(Beginning of Record extracts)

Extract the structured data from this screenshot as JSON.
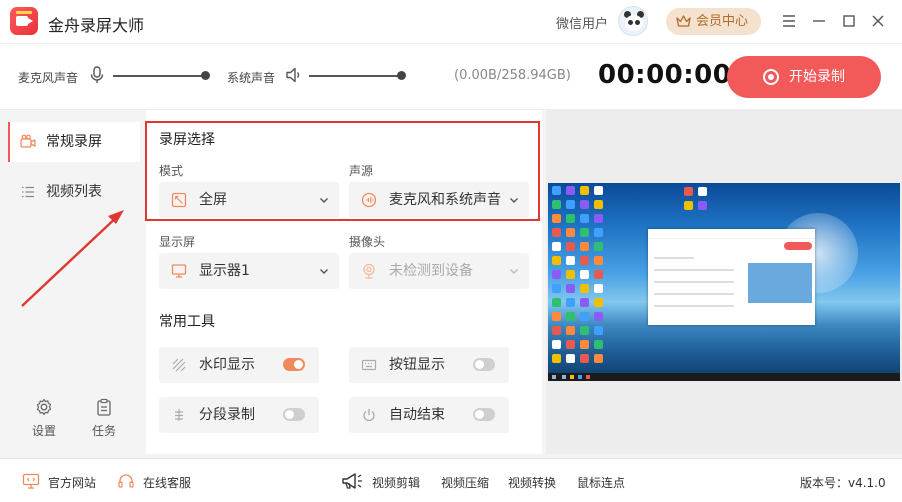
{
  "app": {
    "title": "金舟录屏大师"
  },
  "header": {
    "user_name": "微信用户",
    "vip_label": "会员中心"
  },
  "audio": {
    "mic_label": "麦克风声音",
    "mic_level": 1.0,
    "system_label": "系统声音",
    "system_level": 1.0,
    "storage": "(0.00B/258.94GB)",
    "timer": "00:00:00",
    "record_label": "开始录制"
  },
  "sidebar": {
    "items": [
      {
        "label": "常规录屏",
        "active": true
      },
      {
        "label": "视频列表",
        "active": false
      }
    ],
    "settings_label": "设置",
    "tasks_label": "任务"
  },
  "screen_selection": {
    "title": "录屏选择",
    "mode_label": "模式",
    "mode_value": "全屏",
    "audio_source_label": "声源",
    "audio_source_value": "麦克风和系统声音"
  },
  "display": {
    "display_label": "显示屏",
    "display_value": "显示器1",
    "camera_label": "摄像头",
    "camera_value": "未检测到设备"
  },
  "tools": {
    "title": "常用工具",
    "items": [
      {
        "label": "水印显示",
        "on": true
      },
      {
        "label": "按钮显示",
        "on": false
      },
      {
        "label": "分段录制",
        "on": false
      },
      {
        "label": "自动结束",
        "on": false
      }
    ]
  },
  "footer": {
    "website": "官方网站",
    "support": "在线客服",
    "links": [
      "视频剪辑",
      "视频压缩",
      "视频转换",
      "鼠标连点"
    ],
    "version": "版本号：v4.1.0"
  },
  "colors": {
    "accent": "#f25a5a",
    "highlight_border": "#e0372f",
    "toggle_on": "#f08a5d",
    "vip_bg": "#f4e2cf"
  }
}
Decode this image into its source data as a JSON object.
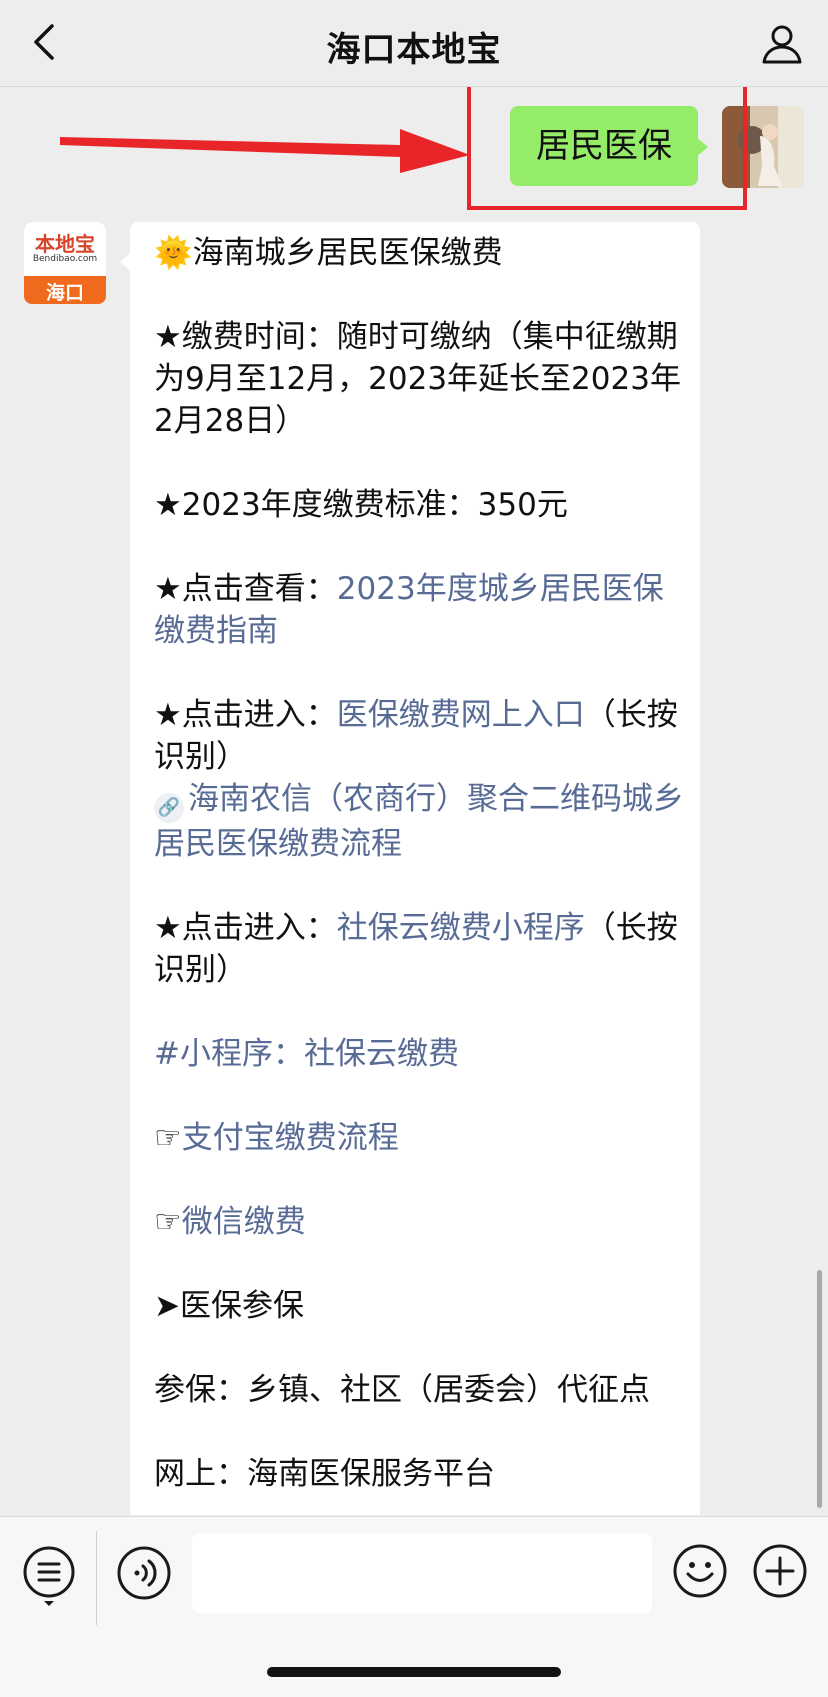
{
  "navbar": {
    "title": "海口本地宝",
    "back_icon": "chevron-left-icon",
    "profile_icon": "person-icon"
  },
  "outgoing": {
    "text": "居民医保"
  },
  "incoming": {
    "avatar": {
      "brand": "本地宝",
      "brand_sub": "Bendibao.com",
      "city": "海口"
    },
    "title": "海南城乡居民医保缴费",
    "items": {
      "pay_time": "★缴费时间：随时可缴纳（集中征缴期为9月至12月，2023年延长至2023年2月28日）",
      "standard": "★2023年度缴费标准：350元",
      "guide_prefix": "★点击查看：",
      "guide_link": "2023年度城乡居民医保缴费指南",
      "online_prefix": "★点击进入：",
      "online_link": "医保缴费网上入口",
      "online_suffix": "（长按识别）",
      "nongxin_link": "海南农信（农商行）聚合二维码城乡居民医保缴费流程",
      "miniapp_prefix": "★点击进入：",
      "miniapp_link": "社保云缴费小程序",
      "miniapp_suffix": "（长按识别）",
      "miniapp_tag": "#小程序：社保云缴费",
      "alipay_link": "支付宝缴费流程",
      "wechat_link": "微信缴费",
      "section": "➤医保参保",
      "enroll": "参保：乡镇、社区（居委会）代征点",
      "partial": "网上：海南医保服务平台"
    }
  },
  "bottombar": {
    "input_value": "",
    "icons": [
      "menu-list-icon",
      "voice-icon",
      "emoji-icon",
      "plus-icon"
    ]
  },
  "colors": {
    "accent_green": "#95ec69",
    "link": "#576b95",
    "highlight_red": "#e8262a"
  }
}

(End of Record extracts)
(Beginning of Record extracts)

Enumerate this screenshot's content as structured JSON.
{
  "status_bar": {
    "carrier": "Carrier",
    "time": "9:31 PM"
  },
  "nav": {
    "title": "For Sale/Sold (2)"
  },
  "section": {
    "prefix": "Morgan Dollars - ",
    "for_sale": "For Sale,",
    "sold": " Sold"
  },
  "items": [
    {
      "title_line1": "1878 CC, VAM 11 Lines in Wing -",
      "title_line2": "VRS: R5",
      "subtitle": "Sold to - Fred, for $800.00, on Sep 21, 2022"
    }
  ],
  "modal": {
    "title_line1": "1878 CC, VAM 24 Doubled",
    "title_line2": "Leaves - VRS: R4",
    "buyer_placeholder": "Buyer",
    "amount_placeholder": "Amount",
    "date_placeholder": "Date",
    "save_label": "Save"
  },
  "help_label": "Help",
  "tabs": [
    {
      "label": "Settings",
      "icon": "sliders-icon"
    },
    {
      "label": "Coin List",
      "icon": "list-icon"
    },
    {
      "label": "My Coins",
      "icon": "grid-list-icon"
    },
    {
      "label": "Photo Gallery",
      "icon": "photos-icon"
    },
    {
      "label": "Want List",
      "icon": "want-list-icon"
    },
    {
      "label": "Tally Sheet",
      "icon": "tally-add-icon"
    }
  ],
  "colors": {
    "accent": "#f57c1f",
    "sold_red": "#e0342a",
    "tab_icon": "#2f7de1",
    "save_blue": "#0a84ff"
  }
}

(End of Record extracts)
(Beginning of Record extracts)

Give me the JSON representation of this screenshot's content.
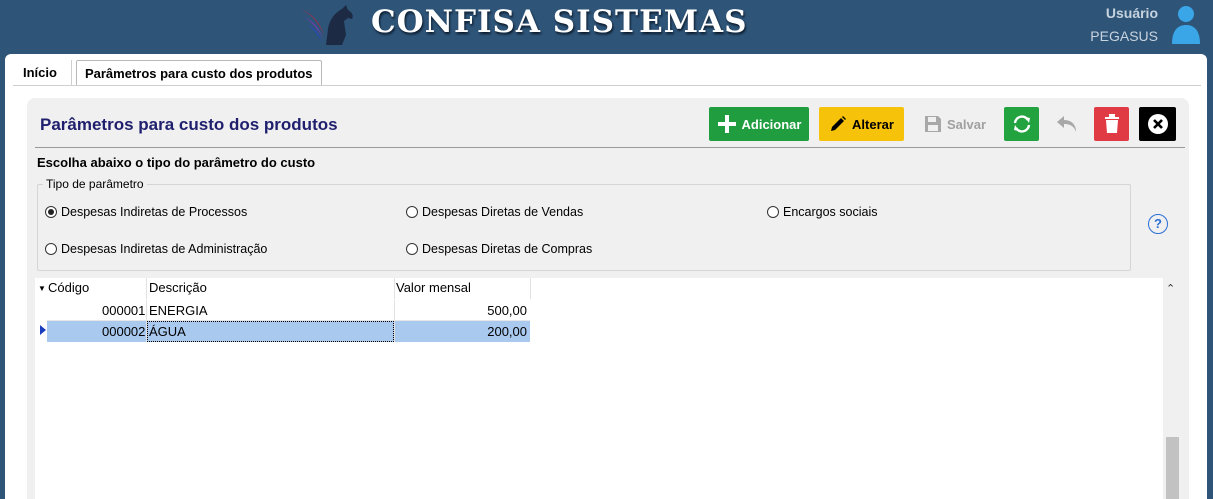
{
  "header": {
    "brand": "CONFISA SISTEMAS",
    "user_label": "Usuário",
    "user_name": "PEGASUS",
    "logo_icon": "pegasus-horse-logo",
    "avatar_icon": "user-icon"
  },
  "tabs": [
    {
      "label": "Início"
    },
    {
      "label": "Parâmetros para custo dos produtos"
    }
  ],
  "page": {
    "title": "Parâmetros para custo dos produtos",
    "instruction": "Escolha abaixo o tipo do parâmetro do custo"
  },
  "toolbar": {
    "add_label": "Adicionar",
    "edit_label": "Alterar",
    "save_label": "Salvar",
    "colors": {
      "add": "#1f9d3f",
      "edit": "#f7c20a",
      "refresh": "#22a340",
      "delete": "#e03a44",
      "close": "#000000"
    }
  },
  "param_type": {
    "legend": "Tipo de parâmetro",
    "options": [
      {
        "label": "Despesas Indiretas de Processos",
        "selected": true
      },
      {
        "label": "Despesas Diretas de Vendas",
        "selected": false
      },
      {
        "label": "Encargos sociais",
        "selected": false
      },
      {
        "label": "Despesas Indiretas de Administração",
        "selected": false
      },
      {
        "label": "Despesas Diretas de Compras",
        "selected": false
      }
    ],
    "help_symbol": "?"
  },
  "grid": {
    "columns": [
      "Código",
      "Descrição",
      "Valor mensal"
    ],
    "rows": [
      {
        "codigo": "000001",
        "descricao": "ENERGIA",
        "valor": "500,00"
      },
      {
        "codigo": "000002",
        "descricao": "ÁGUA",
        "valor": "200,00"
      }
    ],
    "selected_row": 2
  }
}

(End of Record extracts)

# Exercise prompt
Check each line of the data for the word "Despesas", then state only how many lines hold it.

# Result of the exercise
4